## EXERCISE OBJECTIVE
Look for "store" in each line of the entries, and return the matching lines.

## SUPPLIED MATERIAL
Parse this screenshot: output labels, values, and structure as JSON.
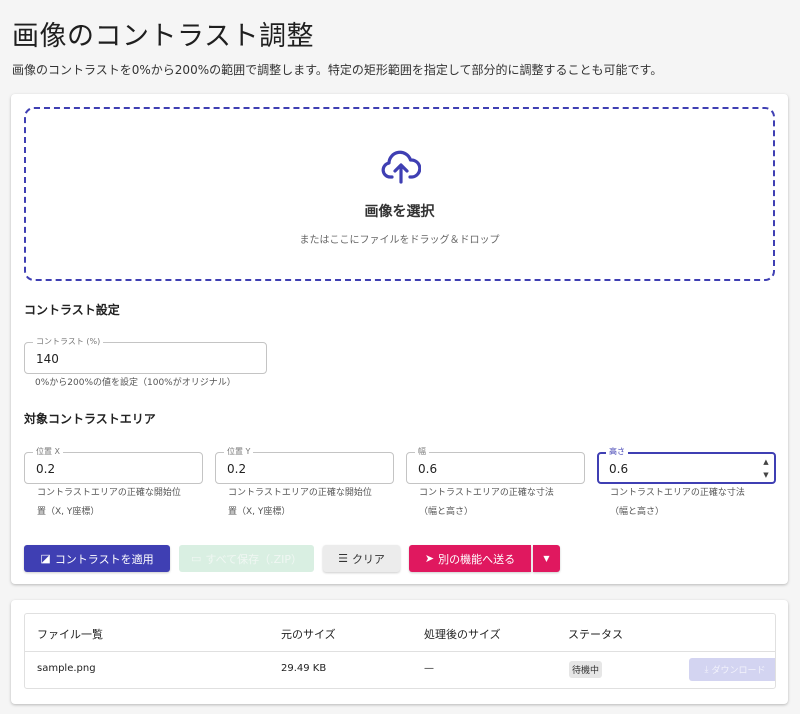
{
  "page": {
    "title": "画像のコントラスト調整",
    "description": "画像のコントラストを0%から200%の範囲で調整します。特定の矩形範囲を指定して部分的に調整することも可能です。"
  },
  "dropzone": {
    "icon": "cloud-upload-icon",
    "title": "画像を選択",
    "subtitle": "またはここにファイルをドラッグ＆ドロップ"
  },
  "contrast": {
    "section_title": "コントラスト設定",
    "field_label": "コントラスト (%)",
    "value": "140",
    "helper": "0%から200%の値を設定（100%がオリジナル）"
  },
  "area": {
    "section_title": "対象コントラストエリア",
    "fields": [
      {
        "label": "位置 X",
        "value": "0.2",
        "helper_line1": "コントラストエリアの正確な開始位",
        "helper_line2": "置（X, Y座標）"
      },
      {
        "label": "位置 Y",
        "value": "0.2",
        "helper_line1": "コントラストエリアの正確な開始位",
        "helper_line2": "置（X, Y座標）"
      },
      {
        "label": "幅",
        "value": "0.6",
        "helper_line1": "コントラストエリアの正確な寸法",
        "helper_line2": "（幅と高さ）"
      },
      {
        "label": "高さ",
        "value": "0.6",
        "helper_line1": "コントラストエリアの正確な寸法",
        "helper_line2": "（幅と高さ）"
      }
    ]
  },
  "actions": {
    "apply_label": "コントラストを適用",
    "save_all_label": "すべて保存（.ZIP）",
    "clear_label": "クリア",
    "send_label": "別の機能へ送る",
    "icons": {
      "apply": "contrast-icon",
      "save": "folder-icon",
      "clear": "clear-list-icon",
      "send": "send-icon",
      "menu": "caret-down-icon"
    }
  },
  "table": {
    "headers": [
      "ファイル一覧",
      "元のサイズ",
      "処理後のサイズ",
      "ステータス"
    ],
    "rows": [
      {
        "file": "sample.png",
        "original_size": "29.49 KB",
        "processed_size": "—",
        "status": "待機中",
        "download_label": "ダウンロード"
      }
    ]
  },
  "colors": {
    "primary": "#3f3fb3",
    "accent": "#e0185f",
    "disabled_green": "#d9efe2"
  }
}
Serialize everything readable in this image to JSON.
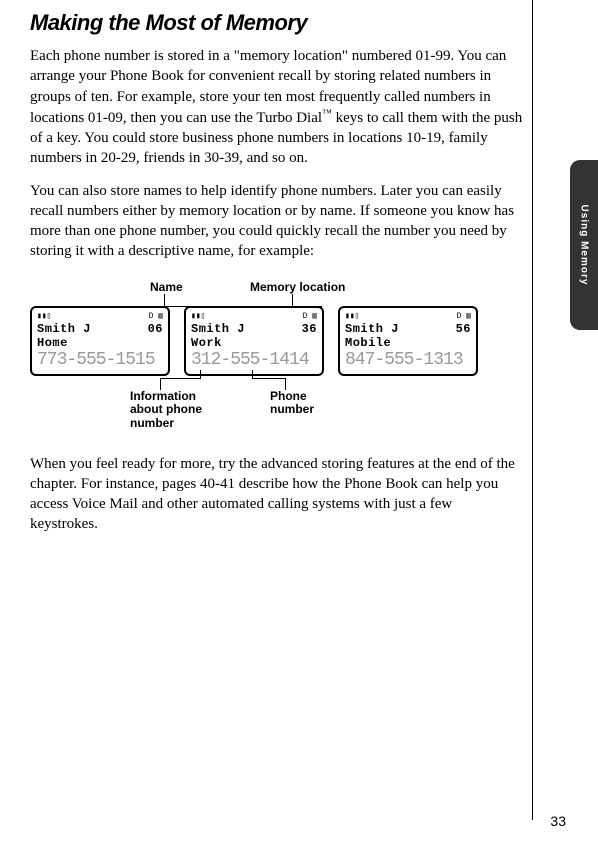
{
  "title": "Making the Most of Memory",
  "sideTab": "Using Memory",
  "paragraphs": {
    "p1_a": "Each phone number is stored in a \"memory location\" numbered 01-99. You can arrange your Phone Book for convenient recall by storing related numbers in groups of ten. For example, store your ten most frequently called numbers in locations 01-09, then you can use the Turbo Dial",
    "p1_tm": "™",
    "p1_b": " keys to call them with the push of a key. You could store business phone numbers in locations 10-19, family numbers in 20-29, friends in 30-39, and so on.",
    "p2": "You can also store names to help identify phone numbers. Later you can easily recall numbers either by memory location or by name. If someone you know has more than one phone number, you could quickly recall the number you need by storing it with a descriptive name, for example:",
    "p3": "When you feel ready for more, try the advanced storing features at the end of the chapter. For instance, pages 40-41 describe how the Phone Book can help you access Voice Mail and other automated calling systems with just a few keystrokes."
  },
  "diagram": {
    "labels": {
      "name": "Name",
      "memoryLocation": "Memory location",
      "information": "Information about phone number",
      "phoneNumber": "Phone number"
    },
    "screens": [
      {
        "name": "Smith J",
        "loc": "06",
        "desc": "Home",
        "number": "773-555-1515"
      },
      {
        "name": "Smith J",
        "loc": "36",
        "desc": "Work",
        "number": "312-555-1414"
      },
      {
        "name": "Smith J",
        "loc": "56",
        "desc": "Mobile",
        "number": "847-555-1313"
      }
    ]
  },
  "pageNumber": "33"
}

## RESULT FOR THIS EXERCISE
    "p1_a": "Each phone number is stored in a \"memory location\" numbered 01-99. You can arrange your Phone Book for convenient recall by storing related numbers in groups of ten. For example, store your ten most frequently called numbers in locations 01-09, then you can use the Turbo Dial",
    "p1_b": " keys to call them with the push of a key. You could store business phone numbers in locations 10-19, family numbers in 20-29, friends in 30-39, and so on.",
    "p2": "You can also store names to help identify phone numbers. Later you can easily recall numbers either by memory location or by name. If someone you know has more than one phone number, you could quickly recall the number you need by storing it with a descriptive name, for example:",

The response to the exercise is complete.